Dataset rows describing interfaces
********************
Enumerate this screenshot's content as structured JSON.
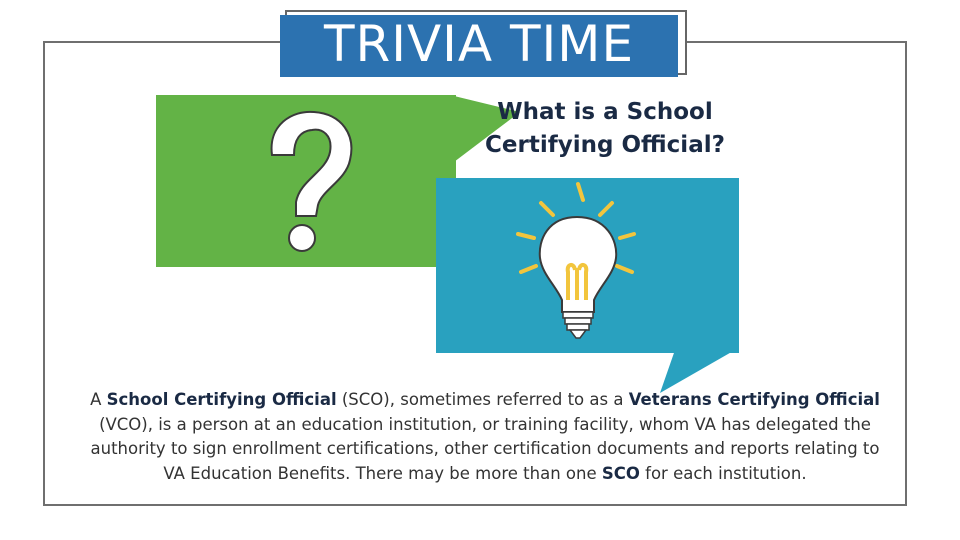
{
  "title": "TRIVIA TIME",
  "question": "What is a School Certifying Official?",
  "answer": {
    "sco_term": "School Certifying Official",
    "p1": " (SCO), sometimes referred  to as a ",
    "vco_term": "Veterans Certifying Official",
    "p2": " (VCO), is a person at an education institution, or training facility, whom VA has delegated the authority to sign enrollment certifications, other certification documents and reports relating to VA Education Benefits. There may be more than one ",
    "sco_abbr": "SCO",
    "p3": " for each institution.",
    "lead": "A "
  },
  "icons": [
    "question-mark-icon",
    "lightbulb-icon"
  ],
  "colors": {
    "title_bg": "#2c72b0",
    "green_bubble": "#63b346",
    "blue_bubble": "#29a1bf",
    "bulb_rays": "#f2c53d"
  }
}
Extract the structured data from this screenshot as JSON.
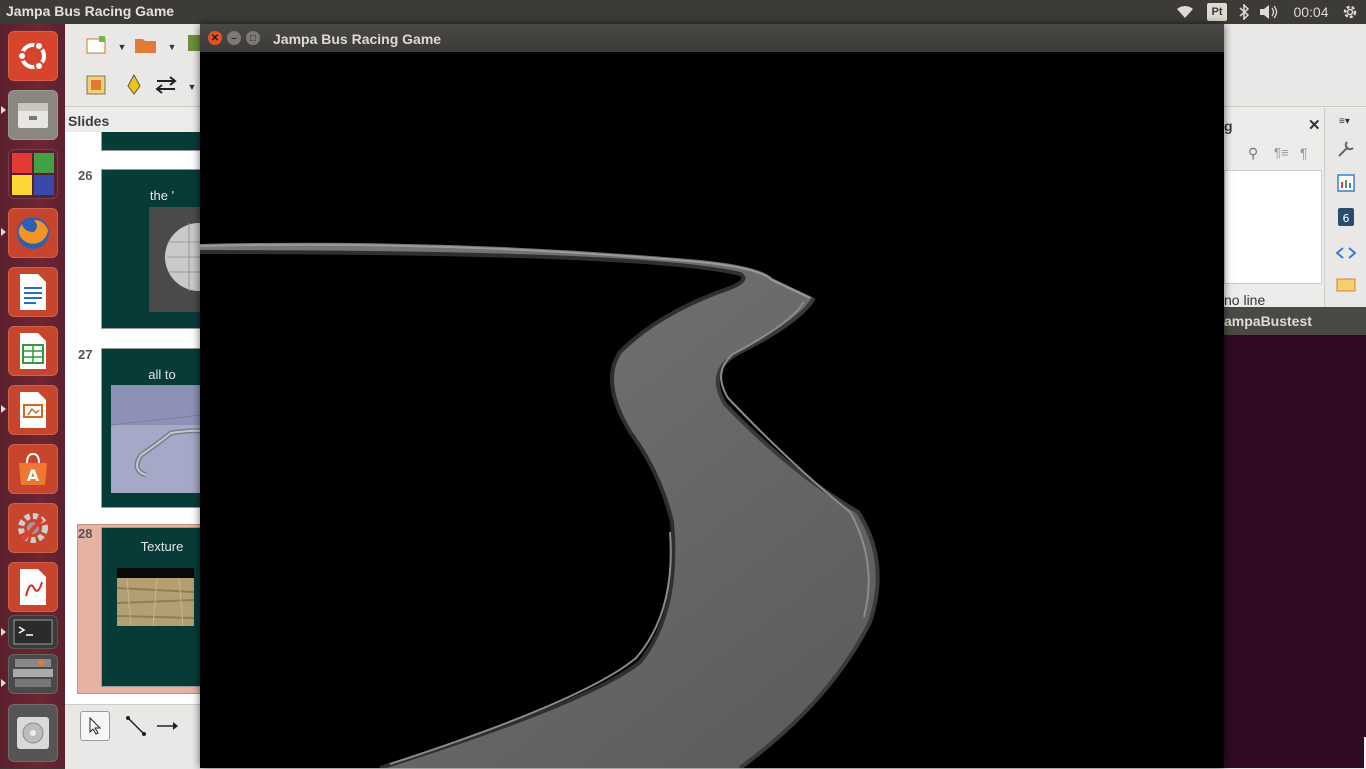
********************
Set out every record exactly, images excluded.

Enumerate this screenshot's content as structured JSON.
{
  "title": "TRIVIA TIME",
  "question": "What is a School Certifying Official?",
  "answer": {
    "sco_term": "School Certifying Official",
    "p1": " (SCO), sometimes referred  to as a ",
    "vco_term": "Veterans Certifying Official",
    "p2": " (VCO), is a person at an education institution, or training facility, whom VA has delegated the authority to sign enrollment certifications, other certification documents and reports relating to VA Education Benefits. There may be more than one ",
    "sco_abbr": "SCO",
    "p3": " for each institution.",
    "lead": "A "
  },
  "icons": [
    "question-mark-icon",
    "lightbulb-icon"
  ],
  "colors": {
    "title_bg": "#2c72b0",
    "green_bubble": "#63b346",
    "blue_bubble": "#29a1bf",
    "bulb_rays": "#f2c53d"
  }
}
Extract the structured data from this screenshot as JSON.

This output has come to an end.